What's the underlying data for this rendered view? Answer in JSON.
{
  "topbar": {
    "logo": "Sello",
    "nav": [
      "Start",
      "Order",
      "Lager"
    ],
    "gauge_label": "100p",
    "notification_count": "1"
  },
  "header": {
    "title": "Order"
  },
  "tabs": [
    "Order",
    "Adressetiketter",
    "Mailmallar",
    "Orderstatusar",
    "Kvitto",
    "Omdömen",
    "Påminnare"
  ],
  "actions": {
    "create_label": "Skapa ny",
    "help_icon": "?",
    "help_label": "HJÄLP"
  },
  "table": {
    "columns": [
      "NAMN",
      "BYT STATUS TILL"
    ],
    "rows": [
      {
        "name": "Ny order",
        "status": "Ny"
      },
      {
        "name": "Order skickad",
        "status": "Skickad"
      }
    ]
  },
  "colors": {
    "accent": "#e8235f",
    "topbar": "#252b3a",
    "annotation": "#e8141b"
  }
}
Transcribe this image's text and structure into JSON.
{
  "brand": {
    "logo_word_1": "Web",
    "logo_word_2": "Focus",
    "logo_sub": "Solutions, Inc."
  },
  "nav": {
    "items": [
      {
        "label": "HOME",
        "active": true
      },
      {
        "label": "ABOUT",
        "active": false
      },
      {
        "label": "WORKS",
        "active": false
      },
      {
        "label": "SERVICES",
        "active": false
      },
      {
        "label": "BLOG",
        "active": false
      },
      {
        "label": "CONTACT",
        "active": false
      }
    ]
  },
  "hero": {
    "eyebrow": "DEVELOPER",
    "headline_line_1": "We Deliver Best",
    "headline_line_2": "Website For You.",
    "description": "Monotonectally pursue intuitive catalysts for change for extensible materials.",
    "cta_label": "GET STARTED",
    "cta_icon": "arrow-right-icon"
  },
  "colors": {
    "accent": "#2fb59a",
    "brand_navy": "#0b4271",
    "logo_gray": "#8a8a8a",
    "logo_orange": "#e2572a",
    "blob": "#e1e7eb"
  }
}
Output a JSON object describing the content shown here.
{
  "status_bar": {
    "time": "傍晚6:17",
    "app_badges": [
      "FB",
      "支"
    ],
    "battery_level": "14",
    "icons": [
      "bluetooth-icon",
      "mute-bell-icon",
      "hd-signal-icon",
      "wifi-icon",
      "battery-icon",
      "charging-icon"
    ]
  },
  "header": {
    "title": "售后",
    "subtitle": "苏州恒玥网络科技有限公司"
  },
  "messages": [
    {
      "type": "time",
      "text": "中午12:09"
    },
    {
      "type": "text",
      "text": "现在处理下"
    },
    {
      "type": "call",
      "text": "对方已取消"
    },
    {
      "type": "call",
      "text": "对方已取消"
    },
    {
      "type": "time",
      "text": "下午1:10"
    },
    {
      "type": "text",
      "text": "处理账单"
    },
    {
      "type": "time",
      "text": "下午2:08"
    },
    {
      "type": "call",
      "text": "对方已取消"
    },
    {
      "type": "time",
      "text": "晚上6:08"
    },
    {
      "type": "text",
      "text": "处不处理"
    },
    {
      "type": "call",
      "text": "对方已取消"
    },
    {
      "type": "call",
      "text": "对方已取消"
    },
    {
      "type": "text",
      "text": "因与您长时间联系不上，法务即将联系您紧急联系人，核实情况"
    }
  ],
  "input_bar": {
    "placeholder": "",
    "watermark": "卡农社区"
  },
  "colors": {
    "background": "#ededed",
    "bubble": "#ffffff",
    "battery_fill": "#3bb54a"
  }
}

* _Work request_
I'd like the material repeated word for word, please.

* _Expected answer_
What's the underlying data for this rendered view? Answer in JSON.
{
  "topbar": {
    "logo": "Sello",
    "nav": [
      "Start",
      "Order",
      "Lager"
    ],
    "gauge_label": "100p",
    "notification_count": "1"
  },
  "header": {
    "title": "Order"
  },
  "tabs": [
    "Order",
    "Adressetiketter",
    "Mailmallar",
    "Orderstatusar",
    "Kvitto",
    "Omdömen",
    "Påminnare"
  ],
  "actions": {
    "create_label": "Skapa ny",
    "help_icon": "?",
    "help_label": "HJÄLP"
  },
  "table": {
    "columns": [
      "NAMN",
      "BYT STATUS TILL"
    ],
    "rows": [
      {
        "name": "Ny order",
        "status": "Ny"
      },
      {
        "name": "Order skickad",
        "status": "Skickad"
      }
    ]
  },
  "colors": {
    "accent": "#e8235f",
    "topbar": "#252b3a",
    "annotation": "#e8141b"
  }
}
Transcribe this image's text and structure into JSON.
{
  "brand": {
    "logo_word_1": "Web",
    "logo_word_2": "Focus",
    "logo_sub": "Solutions, Inc."
  },
  "nav": {
    "items": [
      {
        "label": "HOME",
        "active": true
      },
      {
        "label": "ABOUT",
        "active": false
      },
      {
        "label": "WORKS",
        "active": false
      },
      {
        "label": "SERVICES",
        "active": false
      },
      {
        "label": "BLOG",
        "active": false
      },
      {
        "label": "CONTACT",
        "active": false
      }
    ]
  },
  "hero": {
    "eyebrow": "DEVELOPER",
    "headline_line_1": "We Deliver Best",
    "headline_line_2": "Website For You.",
    "description": "Monotonectally pursue intuitive catalysts for change for extensible materials.",
    "cta_label": "GET STARTED",
    "cta_icon": "arrow-right-icon"
  },
  "colors": {
    "accent": "#2fb59a",
    "brand_navy": "#0b4271",
    "logo_gray": "#8a8a8a",
    "logo_orange": "#e2572a",
    "blob": "#e1e7eb"
  }
}
Output a JSON object describing the content shown here.
{
  "status_bar": {
    "time": "傍晚6:17",
    "app_badges": [
      "FB",
      "支"
    ],
    "battery_level": "14",
    "icons": [
      "bluetooth-icon",
      "mute-bell-icon",
      "hd-signal-icon",
      "wifi-icon",
      "battery-icon",
      "charging-icon"
    ]
  },
  "header": {
    "title": "售后",
    "subtitle": "苏州恒玥网络科技有限公司"
  },
  "messages": [
    {
      "type": "time",
      "text": "中午12:09"
    },
    {
      "type": "text",
      "text": "现在处理下"
    },
    {
      "type": "call",
      "text": "对方已取消"
    },
    {
      "type": "call",
      "text": "对方已取消"
    },
    {
      "type": "time",
      "text": "下午1:10"
    },
    {
      "type": "text",
      "text": "处理账单"
    },
    {
      "type": "time",
      "text": "下午2:08"
    },
    {
      "type": "call",
      "text": "对方已取消"
    },
    {
      "type": "time",
      "text": "晚上6:08"
    },
    {
      "type": "text",
      "text": "处不处理"
    },
    {
      "type": "call",
      "text": "对方已取消"
    },
    {
      "type": "call",
      "text": "对方已取消"
    },
    {
      "type": "text",
      "text": "因与您长时间联系不上，法务即将联系您紧急联系人，核实情况"
    }
  ],
  "input_bar": {
    "placeholder": "",
    "watermark": "卡农社区"
  },
  "colors": {
    "background": "#ededed",
    "bubble": "#ffffff",
    "battery_fill": "#3bb54a"
  }
}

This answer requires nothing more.